Brief test introduction
Are you looking for a Scrum Master to help your team get the most out of the Scrum framework? Whether you're seeking a full-time or part-time Scrum Master, this test will help you assess your candidate's knowledge of the Scrum framework. These questions will measure your candidate's understanding of the fundamentals of the Scrum framework, as well as their ability to help your team execute when following an agile approach. After this test, you'll have the answers you need to decide if your candidate can help your team be successful using the Scrum framework.
The Kandio Method
Kandio’s assessment tests let you assess the candidates, employees, agencies, or freelancers you have, and offers guidelines on which programmers to proceed with, and which ones to discard. Kandio will give you clear indications, so you can hire on proven candidates instead of empty talk.
How to use the test
We suggest that you use our tests before your interview process to know which ones to shortlist.
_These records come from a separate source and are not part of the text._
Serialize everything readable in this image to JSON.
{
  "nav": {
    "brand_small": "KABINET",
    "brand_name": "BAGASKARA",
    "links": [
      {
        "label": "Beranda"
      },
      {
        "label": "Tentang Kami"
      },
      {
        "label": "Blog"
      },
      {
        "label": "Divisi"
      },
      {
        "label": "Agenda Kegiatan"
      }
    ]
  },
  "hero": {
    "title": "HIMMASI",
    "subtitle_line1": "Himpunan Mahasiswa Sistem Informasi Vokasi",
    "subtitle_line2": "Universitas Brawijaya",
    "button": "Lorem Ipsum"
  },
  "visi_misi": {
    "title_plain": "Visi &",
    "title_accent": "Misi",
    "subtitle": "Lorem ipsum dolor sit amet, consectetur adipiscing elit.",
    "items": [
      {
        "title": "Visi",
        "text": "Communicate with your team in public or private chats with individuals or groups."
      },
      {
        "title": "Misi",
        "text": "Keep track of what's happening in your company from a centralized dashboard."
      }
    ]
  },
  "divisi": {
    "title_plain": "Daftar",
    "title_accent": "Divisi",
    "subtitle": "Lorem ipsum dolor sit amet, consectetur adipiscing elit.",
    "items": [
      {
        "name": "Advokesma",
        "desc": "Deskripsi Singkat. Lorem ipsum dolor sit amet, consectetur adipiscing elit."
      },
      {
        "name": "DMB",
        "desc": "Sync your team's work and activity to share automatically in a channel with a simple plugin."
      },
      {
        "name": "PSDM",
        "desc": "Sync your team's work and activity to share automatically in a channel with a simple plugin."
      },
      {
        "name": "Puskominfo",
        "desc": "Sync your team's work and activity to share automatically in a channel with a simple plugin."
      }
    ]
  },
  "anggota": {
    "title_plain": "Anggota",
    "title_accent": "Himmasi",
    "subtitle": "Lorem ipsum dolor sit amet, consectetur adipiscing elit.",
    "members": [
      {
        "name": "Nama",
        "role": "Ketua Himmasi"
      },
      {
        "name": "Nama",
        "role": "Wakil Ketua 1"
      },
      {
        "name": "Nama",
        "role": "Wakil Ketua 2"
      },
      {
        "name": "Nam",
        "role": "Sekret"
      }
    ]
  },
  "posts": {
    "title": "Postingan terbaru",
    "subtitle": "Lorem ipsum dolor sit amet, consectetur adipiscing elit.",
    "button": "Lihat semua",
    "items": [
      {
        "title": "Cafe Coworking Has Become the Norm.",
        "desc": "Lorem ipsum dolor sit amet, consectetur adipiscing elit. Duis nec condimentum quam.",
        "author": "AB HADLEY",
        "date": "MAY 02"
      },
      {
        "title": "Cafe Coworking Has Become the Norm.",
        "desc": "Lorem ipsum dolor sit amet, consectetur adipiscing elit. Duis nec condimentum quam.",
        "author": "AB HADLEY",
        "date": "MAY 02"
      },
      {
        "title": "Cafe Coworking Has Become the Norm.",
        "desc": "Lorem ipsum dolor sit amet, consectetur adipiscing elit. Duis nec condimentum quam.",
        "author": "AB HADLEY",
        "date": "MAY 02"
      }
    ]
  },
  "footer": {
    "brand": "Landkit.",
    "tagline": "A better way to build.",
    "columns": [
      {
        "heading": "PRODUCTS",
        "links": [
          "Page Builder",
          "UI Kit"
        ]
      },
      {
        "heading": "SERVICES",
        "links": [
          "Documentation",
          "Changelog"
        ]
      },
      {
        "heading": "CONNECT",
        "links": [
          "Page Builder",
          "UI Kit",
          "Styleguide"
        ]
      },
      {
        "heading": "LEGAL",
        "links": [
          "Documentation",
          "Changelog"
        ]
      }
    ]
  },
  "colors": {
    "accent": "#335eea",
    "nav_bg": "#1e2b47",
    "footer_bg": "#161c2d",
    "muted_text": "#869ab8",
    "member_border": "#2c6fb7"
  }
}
The final Kandio report should be a piece of conversation with strong candidates, rather than a disqualifying process in a late-stage interview process.
Who can users use the test?
Ideal candidates for the test are
- Customers should use this test when evaluating the skills of a mid-level Scrum Master
- This test would work equally well for a full-time Scrum Master as well as for a part-time Scrum Master who is serving the Scrum Master role in addition to another role on the team (such as developer, tester, or designer)
- This test is designed for teams following the Scrum framework and is not ideal for customers evaluating team members for other agile frameworks, such as Kanban
- Scrum Masters interviewing for a full-time or part-time role with a team
- Scrum Masters with 2-3 years of experience
Which areas (chapters) will be covered in the test, and why was it chosen that way?
This chapter covers the underlying theories of the Scrum framework and how these theories relate back to Scrum.
Mid-level and above Scrum Masters should have a basic understanding of these concepts so they can best alter the practices of the Scrum framework to be successful in their unique organizations, while still preserving the underlying outcomes.
This chapter covers the key events of the Scrum framework: Sprint Planning, Daily Scrum, Sprint Review, and Sprint Retrospective.
I’ve focused primarily on the desired outcomes of each event, as this should be the area of focus for a Scrum Master working with their team.
This chapter covers the 3 roles of the Scrum framework: Scrum Master, Product Owner, and Development Team.
The focus is on the responsibilities of each role as well as the interaction between the three roles. This chapter also pays particular attention to which roles are not traditionally found on a Scrum team.
This chapter covers the 3 artifacts produced by a team using the Scrum framework: Product Backlog, Sprint Backlog, and Increment.
The focus is on the goal of each artifact, as well as which role is primarily responsible for its creation.
Complementary Scrum Techniques
This chapter focuses on techniques often used by teams following the Scrum framework, but that is not actually part of the core Scrum framework.
Specifically, this chapter addresses User Stories and common visualization tools such as burndown charts.